- We must choose the right type of chart (bar charts, tables, treemaps, etc.) to show the data we have selected,
- We recommend organizing the graphs hierarchically according to the relevance of each one to facilitate reading for the user. We can consider resources such as color, size and position of the elements, as it can also help the understanding of the data.
- It is advisable to provide filters based, for example, on dimensions, date ranges, etc., in order to customize the way in which the data is displayed.
Based on the visualization and data analysis from this panel, and its comparison with the goals set in the first stage of the measurement process, we can evaluate the success and/or achievement of the objectives.
If they are not being met as expected, optimizations or improvements can be made to the developed digital product, such as:
- Relocate menu items,
- Modify the order of home sections,
- Rethink the design of a download button,
- Adjust the information architecture of a product and its by-products,
- Adapt the fields of a form,

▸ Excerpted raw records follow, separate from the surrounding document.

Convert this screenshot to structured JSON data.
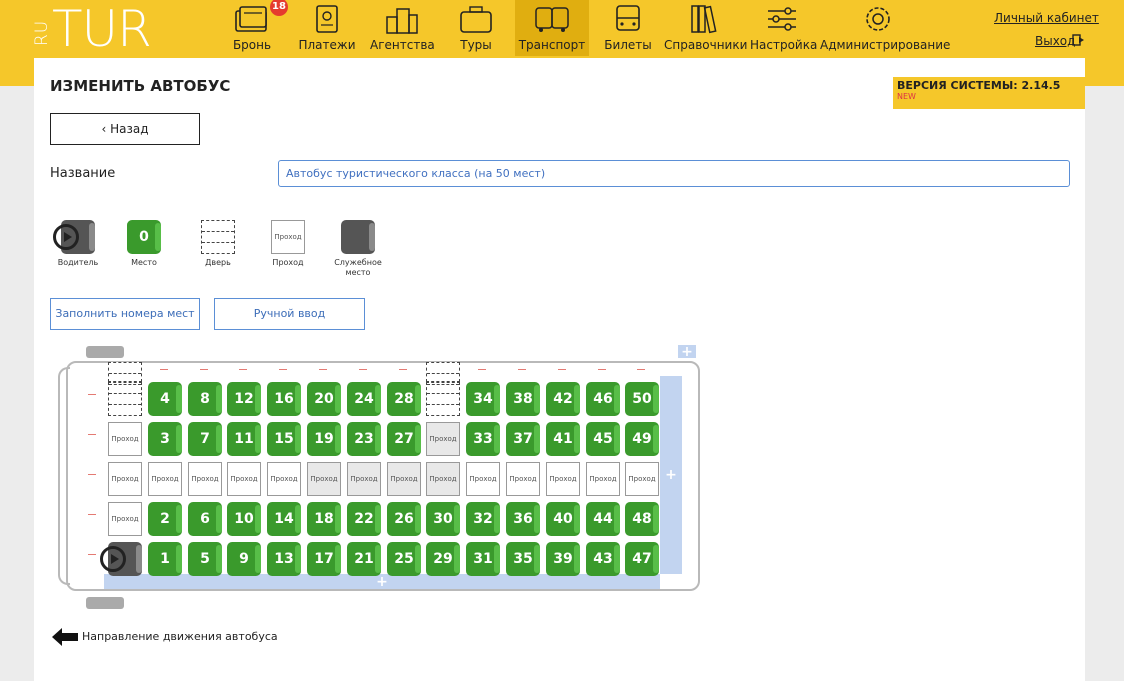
{
  "header": {
    "logo_ru": "RU",
    "logo_tur": "TUR",
    "nav": [
      {
        "label": "Бронь",
        "icon": "tickets-icon",
        "badge": "18"
      },
      {
        "label": "Платежи",
        "icon": "payments-icon"
      },
      {
        "label": "Агентства",
        "icon": "agencies-icon"
      },
      {
        "label": "Туры",
        "icon": "suitcase-icon"
      },
      {
        "label": "Транспорт",
        "icon": "bus-icon",
        "active": true
      },
      {
        "label": "Билеты",
        "icon": "bus-front-icon"
      },
      {
        "label": "Справочники",
        "icon": "books-icon"
      },
      {
        "label": "Настройка",
        "icon": "sliders-icon"
      },
      {
        "label": "Администрирование",
        "icon": "gear-icon"
      }
    ],
    "account_link": "Личный кабинет",
    "logout_link": "Выход"
  },
  "page": {
    "title": "ИЗМЕНИТЬ АВТОБУС",
    "version_label": "ВЕРСИЯ СИСТЕМЫ: 2.14.5",
    "version_new": "NEW",
    "back_label": "Назад",
    "name_label": "Название",
    "name_value": "Автобус туристического класса (на 50 мест)"
  },
  "legend": [
    {
      "type": "driver",
      "label": "Водитель"
    },
    {
      "type": "seat",
      "label": "Место",
      "value": "0"
    },
    {
      "type": "door",
      "label": "Дверь"
    },
    {
      "type": "aisle",
      "label": "Проход",
      "value": "Проход"
    },
    {
      "type": "service",
      "label": "Служебное место"
    }
  ],
  "buttons": {
    "fill_numbers": "Заполнить номера мест",
    "manual_input": "Ручной ввод"
  },
  "bus_layout": {
    "aisle_text": "Проход",
    "rows": [
      [
        "door",
        "4",
        "8",
        "12",
        "16",
        "20",
        "24",
        "28",
        "door",
        "34",
        "38",
        "42",
        "46",
        "50"
      ],
      [
        "aisle",
        "3",
        "7",
        "11",
        "15",
        "19",
        "23",
        "27",
        "aisle-shaded",
        "33",
        "37",
        "41",
        "45",
        "49"
      ],
      [
        "aisle",
        "aisle",
        "aisle",
        "aisle",
        "aisle",
        "aisle-shaded",
        "aisle-shaded",
        "aisle-shaded",
        "aisle-shaded",
        "aisle",
        "aisle",
        "aisle",
        "aisle",
        "aisle"
      ],
      [
        "aisle",
        "2",
        "6",
        "10",
        "14",
        "18",
        "22",
        "26",
        "30",
        "32",
        "36",
        "40",
        "44",
        "48"
      ],
      [
        "driver",
        "1",
        "5",
        "9",
        "13",
        "17",
        "21",
        "25",
        "29",
        "31",
        "35",
        "39",
        "43",
        "47"
      ]
    ]
  },
  "direction_label": "Направление движения автобуса",
  "colors": {
    "accent": "#f5c72a",
    "seat": "#3a9a2c",
    "link_blue": "#3c6db8"
  }
}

More and more companies are joining the necessary digital transformation process and integrating new technologies into their business models. These implementations put a large amount of data at their disposal, requiring a frame of reference and a comprehensive analysis to inform relevant decision making for these companies. It is necessary, then, to carry out a measurement strategy through this series of steps, which will allow us to identify the indicators that will determine a digital product’s success.Building and evolving a digital product is a long-term process during which it must be constantly monitored and optimized based on its performance and objectives. Developing measurable digital products allows us to adopt a strategic and precise view that contributes to this task of continuous evolution.
Photo by Jeremy Bezanger on Unsplash.